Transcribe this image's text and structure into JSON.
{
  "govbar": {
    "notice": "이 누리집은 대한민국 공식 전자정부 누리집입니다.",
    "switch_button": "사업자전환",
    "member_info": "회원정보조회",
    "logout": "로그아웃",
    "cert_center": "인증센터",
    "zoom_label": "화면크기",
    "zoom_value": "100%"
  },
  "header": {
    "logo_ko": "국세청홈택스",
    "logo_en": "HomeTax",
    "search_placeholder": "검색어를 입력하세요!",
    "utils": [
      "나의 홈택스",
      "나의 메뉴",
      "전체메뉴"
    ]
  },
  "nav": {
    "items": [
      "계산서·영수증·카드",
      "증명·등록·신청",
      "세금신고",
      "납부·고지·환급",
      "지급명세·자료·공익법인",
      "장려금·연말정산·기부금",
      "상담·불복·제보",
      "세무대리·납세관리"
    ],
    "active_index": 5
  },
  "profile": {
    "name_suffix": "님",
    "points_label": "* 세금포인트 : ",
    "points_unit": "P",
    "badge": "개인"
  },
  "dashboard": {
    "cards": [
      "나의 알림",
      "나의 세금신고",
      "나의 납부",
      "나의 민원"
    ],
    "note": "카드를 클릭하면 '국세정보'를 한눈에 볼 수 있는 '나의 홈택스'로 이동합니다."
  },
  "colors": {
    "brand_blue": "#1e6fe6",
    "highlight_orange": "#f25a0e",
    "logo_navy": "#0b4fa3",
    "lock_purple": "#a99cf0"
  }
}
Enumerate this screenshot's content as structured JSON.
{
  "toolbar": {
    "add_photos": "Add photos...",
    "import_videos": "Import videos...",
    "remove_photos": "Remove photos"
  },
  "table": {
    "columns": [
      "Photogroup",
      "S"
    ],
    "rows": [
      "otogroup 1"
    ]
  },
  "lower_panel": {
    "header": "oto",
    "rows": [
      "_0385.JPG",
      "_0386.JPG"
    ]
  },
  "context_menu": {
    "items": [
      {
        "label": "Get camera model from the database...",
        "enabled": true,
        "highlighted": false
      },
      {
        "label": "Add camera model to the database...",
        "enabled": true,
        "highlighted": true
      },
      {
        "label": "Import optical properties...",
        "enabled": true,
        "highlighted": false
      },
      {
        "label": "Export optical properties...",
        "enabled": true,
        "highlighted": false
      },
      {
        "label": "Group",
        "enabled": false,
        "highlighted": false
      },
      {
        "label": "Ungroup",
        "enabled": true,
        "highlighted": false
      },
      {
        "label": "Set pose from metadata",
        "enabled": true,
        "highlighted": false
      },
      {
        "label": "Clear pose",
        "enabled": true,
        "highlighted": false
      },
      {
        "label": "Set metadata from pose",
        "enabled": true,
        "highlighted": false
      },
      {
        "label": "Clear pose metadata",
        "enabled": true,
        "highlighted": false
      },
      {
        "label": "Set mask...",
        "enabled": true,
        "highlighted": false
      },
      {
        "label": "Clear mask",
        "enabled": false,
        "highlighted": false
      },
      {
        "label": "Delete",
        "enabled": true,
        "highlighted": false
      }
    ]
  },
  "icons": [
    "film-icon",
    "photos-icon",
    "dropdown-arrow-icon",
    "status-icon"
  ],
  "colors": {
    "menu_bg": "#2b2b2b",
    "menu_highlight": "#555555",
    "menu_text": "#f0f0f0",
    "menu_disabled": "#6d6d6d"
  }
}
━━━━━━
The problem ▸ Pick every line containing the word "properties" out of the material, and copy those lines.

Written response ▸
        "label": "Import optical properties...",
        "label": "Export optical properties...",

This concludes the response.